Tuesday, March 27, 2012

What If All Debt Was Tied to the Fed Funds Rate?

This is a thought experiment, so take it with a grain of salt.

Click to enlarge.

Here is the explanation of the "what if" chart.

The chart shows what the interest payments on the real total credit market debt owed per capita (February 2012 dollars) would be *if* the interest rate on all of that debt was equal to the fed funds rate. Anyone with a credit card knows that's not the case, but bear with me.

We seem to run into serious problems when the total of this "what if" experiment exceeds $8,000 per capita (adjusted for inflation). Note the recession bars. And for what it is worth, $8,000 per capita does sound painful.

If it is our intention to continuously grow our inflation adjusted debt (as Japan has done) and simultaneously stay below the seemingly dangerous $8,000 per capita threshold, then at least one of the following two things must happen over the long-term.

1. We must grow our population.
2. We must continuously reduce interest rates.

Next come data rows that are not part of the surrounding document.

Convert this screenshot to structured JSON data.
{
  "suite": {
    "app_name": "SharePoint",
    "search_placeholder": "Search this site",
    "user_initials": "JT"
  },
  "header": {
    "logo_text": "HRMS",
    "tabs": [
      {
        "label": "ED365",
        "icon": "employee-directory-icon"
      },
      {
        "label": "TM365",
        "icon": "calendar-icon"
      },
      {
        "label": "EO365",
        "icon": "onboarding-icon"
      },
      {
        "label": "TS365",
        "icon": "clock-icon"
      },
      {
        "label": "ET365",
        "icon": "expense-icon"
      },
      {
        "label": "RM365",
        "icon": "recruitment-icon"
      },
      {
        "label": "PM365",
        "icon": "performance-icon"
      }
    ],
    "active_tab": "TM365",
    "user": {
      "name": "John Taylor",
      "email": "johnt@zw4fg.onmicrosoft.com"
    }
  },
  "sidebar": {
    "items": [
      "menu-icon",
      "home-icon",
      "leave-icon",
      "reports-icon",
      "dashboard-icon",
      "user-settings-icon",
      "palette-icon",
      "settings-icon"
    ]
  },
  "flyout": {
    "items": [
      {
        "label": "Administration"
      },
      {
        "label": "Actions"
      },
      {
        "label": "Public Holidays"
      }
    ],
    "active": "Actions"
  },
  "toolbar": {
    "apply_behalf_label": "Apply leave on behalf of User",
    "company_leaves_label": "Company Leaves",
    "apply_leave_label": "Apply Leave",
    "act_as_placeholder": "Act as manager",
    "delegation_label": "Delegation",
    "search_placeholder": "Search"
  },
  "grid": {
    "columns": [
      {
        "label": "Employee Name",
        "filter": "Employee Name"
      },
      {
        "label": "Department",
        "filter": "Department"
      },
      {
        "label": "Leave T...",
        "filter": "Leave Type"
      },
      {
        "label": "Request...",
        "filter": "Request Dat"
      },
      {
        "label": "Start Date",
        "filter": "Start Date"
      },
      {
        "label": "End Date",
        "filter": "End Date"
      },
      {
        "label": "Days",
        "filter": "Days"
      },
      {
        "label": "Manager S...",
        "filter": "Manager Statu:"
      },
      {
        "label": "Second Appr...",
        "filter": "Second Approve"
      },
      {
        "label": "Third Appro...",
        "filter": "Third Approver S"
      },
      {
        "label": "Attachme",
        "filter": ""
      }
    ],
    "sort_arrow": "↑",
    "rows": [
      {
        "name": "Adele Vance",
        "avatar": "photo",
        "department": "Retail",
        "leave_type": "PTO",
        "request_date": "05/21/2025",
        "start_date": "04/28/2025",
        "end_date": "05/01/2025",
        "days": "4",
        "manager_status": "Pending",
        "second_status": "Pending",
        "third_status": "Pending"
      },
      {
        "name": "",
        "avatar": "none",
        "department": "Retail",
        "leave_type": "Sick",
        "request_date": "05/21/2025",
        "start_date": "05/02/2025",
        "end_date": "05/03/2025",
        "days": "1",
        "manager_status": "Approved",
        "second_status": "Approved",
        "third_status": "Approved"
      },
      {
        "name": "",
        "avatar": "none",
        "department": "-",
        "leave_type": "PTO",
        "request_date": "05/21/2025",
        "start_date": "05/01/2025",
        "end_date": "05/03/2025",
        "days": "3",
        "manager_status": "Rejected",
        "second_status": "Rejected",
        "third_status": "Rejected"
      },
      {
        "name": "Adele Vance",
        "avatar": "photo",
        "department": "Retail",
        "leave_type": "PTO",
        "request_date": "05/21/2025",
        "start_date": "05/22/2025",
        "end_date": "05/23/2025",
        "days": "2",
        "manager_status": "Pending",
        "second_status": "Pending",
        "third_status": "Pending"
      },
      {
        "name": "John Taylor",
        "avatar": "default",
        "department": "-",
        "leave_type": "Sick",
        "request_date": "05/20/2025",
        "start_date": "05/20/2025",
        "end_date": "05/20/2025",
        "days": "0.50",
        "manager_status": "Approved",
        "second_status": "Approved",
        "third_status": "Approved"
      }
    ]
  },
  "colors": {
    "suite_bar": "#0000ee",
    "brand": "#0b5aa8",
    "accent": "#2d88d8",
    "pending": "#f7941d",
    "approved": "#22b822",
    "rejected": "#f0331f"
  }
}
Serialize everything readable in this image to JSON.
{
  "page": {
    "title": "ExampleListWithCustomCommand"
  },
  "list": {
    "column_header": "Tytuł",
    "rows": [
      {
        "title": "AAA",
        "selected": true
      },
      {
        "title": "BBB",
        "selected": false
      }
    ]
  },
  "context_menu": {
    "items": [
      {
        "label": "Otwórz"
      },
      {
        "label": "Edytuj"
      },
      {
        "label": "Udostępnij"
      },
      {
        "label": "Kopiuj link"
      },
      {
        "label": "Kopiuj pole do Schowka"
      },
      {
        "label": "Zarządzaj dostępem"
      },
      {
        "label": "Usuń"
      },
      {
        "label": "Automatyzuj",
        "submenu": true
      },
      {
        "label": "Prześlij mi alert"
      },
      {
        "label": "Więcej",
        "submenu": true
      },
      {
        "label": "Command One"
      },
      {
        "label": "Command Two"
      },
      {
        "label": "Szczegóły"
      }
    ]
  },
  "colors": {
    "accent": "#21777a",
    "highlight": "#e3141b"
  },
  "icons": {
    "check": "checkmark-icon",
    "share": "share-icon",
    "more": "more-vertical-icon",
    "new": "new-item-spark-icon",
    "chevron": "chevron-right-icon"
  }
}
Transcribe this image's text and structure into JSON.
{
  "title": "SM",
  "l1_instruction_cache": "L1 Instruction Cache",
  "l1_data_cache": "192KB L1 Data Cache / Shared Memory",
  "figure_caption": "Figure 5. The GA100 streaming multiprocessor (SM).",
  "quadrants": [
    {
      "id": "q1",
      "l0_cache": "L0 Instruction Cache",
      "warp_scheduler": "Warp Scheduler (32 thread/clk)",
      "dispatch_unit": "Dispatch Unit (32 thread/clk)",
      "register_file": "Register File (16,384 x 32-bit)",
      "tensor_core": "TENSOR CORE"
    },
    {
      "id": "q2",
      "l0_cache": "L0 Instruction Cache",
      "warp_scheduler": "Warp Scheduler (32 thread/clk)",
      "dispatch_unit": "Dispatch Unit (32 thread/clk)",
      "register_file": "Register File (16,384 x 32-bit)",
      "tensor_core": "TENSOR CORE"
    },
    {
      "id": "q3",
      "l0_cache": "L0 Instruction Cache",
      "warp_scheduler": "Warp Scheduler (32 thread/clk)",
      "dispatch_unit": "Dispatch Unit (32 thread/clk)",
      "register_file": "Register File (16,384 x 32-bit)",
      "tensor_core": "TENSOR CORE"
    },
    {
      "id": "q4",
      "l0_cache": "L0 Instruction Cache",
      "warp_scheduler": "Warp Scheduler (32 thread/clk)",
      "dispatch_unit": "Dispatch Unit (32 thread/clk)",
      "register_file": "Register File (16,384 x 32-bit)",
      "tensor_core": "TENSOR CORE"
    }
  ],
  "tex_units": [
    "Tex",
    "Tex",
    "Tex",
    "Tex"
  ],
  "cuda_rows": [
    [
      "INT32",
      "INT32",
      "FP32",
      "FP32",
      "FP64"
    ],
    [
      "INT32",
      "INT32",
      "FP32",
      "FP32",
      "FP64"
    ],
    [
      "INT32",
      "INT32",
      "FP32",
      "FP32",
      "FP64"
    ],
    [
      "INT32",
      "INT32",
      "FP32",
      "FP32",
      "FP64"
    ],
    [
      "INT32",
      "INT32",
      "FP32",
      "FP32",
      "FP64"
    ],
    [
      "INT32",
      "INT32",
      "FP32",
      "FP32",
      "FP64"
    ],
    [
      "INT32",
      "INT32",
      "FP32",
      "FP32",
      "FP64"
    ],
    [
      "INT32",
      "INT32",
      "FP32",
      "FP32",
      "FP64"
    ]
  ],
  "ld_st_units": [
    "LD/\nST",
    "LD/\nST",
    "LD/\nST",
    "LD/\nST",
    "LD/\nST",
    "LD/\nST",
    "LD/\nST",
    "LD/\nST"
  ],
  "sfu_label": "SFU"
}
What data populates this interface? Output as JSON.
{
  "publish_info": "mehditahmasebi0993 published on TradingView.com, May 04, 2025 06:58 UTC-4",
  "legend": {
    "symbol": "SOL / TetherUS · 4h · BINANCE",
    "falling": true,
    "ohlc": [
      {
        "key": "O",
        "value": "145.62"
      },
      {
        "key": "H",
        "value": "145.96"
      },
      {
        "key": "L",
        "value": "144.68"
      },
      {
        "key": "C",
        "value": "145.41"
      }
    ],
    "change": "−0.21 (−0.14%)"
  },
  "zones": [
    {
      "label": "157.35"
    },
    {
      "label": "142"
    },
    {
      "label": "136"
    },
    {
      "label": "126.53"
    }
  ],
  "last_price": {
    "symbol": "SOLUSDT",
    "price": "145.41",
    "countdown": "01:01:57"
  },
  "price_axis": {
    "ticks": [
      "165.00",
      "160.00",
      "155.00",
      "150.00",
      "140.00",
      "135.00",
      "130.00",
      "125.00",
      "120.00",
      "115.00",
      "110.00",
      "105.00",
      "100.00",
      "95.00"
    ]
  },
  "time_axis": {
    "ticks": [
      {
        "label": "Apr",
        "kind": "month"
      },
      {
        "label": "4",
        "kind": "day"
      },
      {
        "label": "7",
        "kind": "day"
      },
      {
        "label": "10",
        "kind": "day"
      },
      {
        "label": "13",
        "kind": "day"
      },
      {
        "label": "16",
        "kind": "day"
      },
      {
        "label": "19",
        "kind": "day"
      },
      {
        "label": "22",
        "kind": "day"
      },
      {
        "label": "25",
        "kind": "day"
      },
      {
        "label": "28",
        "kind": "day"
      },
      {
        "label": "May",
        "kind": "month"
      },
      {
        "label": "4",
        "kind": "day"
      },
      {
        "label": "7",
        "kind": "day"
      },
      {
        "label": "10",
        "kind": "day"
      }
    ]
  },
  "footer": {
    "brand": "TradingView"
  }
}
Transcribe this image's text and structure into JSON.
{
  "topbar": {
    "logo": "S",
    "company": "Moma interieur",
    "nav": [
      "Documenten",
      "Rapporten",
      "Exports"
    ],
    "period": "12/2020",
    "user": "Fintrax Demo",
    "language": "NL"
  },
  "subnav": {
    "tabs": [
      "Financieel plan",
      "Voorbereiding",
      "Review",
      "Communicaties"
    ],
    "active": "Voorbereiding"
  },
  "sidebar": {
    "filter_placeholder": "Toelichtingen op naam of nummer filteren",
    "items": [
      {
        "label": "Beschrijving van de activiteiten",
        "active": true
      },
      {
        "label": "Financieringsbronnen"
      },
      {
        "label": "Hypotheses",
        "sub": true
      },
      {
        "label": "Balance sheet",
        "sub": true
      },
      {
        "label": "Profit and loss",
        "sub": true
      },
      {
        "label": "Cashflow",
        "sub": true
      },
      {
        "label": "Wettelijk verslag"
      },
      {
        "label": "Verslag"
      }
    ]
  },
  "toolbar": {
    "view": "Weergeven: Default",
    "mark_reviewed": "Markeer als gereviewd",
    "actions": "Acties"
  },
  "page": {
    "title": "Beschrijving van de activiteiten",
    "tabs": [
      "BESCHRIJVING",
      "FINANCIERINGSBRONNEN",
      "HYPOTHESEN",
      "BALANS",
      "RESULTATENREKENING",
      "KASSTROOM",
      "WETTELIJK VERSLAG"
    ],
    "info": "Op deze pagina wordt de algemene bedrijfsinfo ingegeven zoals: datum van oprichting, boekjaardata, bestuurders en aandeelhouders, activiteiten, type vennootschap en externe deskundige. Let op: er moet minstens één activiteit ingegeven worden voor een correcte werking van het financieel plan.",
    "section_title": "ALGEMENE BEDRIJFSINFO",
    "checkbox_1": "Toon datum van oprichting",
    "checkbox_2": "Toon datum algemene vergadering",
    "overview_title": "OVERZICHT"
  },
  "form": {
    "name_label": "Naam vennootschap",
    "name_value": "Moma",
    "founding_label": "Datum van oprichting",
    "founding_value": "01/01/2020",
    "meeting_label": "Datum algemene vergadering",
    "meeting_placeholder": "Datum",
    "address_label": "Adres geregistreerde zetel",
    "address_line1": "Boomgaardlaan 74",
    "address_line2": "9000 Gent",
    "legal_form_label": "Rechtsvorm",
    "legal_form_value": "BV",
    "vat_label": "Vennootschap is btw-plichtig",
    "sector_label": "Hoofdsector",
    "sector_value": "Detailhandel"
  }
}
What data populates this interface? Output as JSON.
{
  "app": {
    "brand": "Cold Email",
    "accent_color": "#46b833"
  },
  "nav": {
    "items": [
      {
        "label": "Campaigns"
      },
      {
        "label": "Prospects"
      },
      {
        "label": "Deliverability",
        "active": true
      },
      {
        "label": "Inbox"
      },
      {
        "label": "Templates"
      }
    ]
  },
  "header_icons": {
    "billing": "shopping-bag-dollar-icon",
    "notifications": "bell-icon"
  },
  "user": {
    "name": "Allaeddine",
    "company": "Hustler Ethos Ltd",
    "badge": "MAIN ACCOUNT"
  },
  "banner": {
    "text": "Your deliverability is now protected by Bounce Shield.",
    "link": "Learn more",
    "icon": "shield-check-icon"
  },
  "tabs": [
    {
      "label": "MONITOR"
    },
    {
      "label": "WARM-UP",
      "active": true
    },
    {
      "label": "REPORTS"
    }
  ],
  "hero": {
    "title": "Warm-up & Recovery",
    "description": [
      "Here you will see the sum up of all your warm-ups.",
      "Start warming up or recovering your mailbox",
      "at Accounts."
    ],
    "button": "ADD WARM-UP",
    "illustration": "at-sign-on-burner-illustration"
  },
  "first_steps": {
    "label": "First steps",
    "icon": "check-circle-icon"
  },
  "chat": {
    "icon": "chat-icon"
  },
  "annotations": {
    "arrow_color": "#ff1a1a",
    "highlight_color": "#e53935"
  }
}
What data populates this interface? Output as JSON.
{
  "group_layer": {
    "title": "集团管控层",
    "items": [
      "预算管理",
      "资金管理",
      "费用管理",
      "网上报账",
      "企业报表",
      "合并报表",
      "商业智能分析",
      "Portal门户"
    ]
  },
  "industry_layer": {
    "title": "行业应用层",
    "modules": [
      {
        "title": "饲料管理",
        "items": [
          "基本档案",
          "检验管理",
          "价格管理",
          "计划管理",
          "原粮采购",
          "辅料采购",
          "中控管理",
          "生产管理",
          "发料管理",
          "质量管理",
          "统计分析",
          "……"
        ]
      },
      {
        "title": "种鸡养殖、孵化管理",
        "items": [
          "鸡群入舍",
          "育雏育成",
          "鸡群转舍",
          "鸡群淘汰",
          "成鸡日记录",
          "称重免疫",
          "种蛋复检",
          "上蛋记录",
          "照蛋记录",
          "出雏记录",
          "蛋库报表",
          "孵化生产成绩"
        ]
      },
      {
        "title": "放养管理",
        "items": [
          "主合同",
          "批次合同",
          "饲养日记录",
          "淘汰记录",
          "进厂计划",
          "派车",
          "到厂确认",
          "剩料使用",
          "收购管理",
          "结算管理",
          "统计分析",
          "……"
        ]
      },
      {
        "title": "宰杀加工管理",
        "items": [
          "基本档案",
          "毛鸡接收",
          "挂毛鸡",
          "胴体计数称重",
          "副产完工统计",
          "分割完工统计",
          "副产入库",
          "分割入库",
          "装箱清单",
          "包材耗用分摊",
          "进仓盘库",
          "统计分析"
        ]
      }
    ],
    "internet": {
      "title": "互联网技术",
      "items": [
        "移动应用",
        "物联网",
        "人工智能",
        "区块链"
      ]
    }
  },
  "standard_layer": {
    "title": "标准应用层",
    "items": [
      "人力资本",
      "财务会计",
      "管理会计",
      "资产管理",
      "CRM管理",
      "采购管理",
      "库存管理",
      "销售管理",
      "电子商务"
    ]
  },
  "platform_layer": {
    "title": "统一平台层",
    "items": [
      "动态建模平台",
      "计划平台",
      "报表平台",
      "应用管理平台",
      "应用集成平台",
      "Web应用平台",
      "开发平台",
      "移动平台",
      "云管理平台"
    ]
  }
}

What would it take to hit the $8,000 threshold right now you might ask? We currently have $173,000 total credit market debt owed per capita. That would mean that a fed funds rate of 4.6% would seemingly cause serious problems ($173,000 x 4.6% = $8,000).

In 1980, we had an inflation adjusted $55,000 total credit market debt owed per capita. That meant that we could handle a fed funds rate of 14.5% before things broke ($55,000 x 14.5% = $8,000).

The interest rate that it takes to break the economy is exponentially decaying. I believe that with every fiber of my being.

It took a 15% interest rate to break the economy in the 1980s. Thanks to the miracle of modern financial leverage it probably only takes 5% now. And should we stay on Japan's path, I suspect that it may only take 1% in one more decade.

So what's my point? If you are waiting on the sidelines for interest rates to rise to the stratosphere and make you bloody rich like they did for previous generations, then good luck on that theory. That's not to say that real yields might not pop up again in the short-term. The deflationary event a few years ago did just that. It could happen again. I find it hard to believe that investors will be rewarded by burying paper dollars in their backyards over the long run though.

The following chart shows the historical 10-year treasury yield minus the federal funds rate. The median is gap is 1.07%. As of yesterday, the gap was 2.12%. I'm thinking that Bernanke would really like to see that 10-year yield come down to meet him halfway. That's assuming he wants us all to learn Japanese of course. Will he succeed? You tell me and we'll both know.

This is not investment advice. It is just a thought experiment based loosely on my long standing belief that real yields would die. That was before I had the Mundell–Tobin effect epiphany which sealed the deal.

Source Data:
St. Louis Fed: Custom Chart #1
St. Louis Fed: Custom Chart #2


Anonymous said...

If you re-run your top graph , using nonfinancial sector debt ( TODNS) , you see the decay in debt burden capacity even better.

On the other hand , if you run it using financial sector debt (DODFS) , you see that the finance sector seems to have an exponentially-increasing capacity to tolerate debt.

The solution is thus very simple : Let the financial sector borrow all the money and give it away to everyone else , interest-free and without limit.

I can't believe nobody has thought of this yet.

Stagflationary Mark said...


Fascinating. I re-ran the charts and here are the links for the benefit of others.

Here's TODNS.

Here's DODFS.

The solution is thus very simple : Let the financial sector borrow all the money and give it away to everyone else , interest-free and without limit.

I can't believe nobody has thought of this yet.

Genius! ;)

Stagflationary Mark said...

Even if the financial sector does miraculously have a problem, we'll just bail it out again.

What's the harm?


Stagflationary Mark said...

One more thought.

Is that you Troy?

Anonymous said...

" Genius!!! "

Let's not get carried away. I have a nagging feeling I may be missing something , and it wouldn't be the first time. Still , we should make a trial run , at least. I mean , we're already toast , so what's the downside ?

" Is that you Troy? "

No , but we're "birds of a feather" , it seems.

Stagflationary Mark said...


Birds of a feather indeed. I would guess that no more than one out of a thousand would play the TODNS card. It's not the sort of thing that pops up in conversations at the local grocery store. Let's just put it that way.

But then again, neither does the illusion of prosperity topic. I usually require a nearly captive audience for that. You know, like my tax preparer, lol. Sigh.